Pixar president Ed Catmull received two standing ovations as he was presented the Gordon E. Sawyer Award at the Academy of Motion Picture Arts and Sciences' Scientific and Technical Awards.
The award, in the form of an Oscar statuette, recognized his lifetime of technical contributions to the motion picture industry.
"It's been a great adventure, discovering new tools that have helped filmmaking and inspiring creativity with all the invention," said Catmull, the co-founder of Pixar Animation Studios, president of Walt Disney and Pixar Animation Studios and respected computer scientist. "We don't just make a movie look good, we make each other look good."
The Academy handed out five other awards during the SciTech ceremony Saturday at the Beverly Wilshire: three Scientific and Engineering Awards, a Technical Achievement Award and the John A. Bonner Medal of Commendation, to computer scientist and motion picture technologist Mark Kimball, for his service and dedication to AMPAS.

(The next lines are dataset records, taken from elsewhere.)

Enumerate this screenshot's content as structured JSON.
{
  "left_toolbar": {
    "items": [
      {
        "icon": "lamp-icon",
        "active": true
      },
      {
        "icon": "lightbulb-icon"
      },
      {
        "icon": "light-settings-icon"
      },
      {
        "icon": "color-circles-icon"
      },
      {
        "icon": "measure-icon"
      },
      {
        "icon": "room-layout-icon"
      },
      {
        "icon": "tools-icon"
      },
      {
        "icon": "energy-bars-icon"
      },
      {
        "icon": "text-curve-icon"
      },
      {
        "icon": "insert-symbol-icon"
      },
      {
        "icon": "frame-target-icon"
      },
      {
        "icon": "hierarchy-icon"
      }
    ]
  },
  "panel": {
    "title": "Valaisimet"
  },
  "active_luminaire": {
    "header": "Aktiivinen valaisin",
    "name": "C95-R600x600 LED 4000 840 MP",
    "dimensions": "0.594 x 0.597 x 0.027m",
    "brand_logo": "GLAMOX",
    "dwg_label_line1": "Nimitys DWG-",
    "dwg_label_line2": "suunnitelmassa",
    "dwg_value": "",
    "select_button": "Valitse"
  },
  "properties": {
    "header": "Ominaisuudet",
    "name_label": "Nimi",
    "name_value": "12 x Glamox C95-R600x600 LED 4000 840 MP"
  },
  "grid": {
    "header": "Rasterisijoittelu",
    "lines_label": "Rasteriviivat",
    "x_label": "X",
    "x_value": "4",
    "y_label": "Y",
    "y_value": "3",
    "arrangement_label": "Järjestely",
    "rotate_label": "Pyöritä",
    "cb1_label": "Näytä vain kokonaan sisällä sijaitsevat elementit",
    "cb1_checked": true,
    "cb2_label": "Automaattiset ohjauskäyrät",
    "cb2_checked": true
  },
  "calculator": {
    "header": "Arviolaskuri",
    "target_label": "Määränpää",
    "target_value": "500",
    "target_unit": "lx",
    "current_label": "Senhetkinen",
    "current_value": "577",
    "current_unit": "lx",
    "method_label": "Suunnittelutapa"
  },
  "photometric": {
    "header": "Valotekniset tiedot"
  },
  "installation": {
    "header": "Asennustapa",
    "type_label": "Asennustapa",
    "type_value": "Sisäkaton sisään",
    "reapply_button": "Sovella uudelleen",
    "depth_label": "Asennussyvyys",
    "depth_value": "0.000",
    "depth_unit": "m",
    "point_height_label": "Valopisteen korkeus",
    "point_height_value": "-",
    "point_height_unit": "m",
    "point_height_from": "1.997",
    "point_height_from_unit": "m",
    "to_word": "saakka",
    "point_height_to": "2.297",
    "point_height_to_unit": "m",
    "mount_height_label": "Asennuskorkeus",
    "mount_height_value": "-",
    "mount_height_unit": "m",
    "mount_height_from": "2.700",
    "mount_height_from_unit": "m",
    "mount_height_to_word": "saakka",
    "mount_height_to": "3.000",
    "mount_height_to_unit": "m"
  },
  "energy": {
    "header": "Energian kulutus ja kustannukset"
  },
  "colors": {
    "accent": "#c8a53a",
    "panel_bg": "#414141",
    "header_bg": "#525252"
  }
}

Accepting the Sawyer honor from host Jessica Biel, Catmull saluted colleagues past and present, including George Lucas, saying "he had the foresight to reach out and use technology at a time when it wasn't obvious to do that; he helped invigorate filmmaking." He also praised Apple CEO and Pixar co-founder Steve Jobs for his "loyalty and intelligence and the belief that something good was going to happen" and Pixar's John Lasseter for his "larger-than-life creativity and generosity."
He called Pixar "a family of technical and creative production people who are open and very smart" and Disney his "original inspiration, where the inventive spirit is still strong."
Catmull founded three leading computer-graphics research centers -- Pixar, the computer division of Lucasfilm and the computer-graphics laboratory at the New York Institute of Technology -- and is one of the architects of Pixar's RenderMan, a groundbreaking rendering software that helped usher in the age of computer graphics in filmmaking.
RenderMan has contributed to all of Pixar's CG feature titles and countless animated and VFX-driven films, including "The Abyss," "Jurassic Park" and "Titanic."
In 2000, Catmull, Rob Cook and Loren Carpenter received an Academy Award of Merit -- an Oscar statuette -- for its development.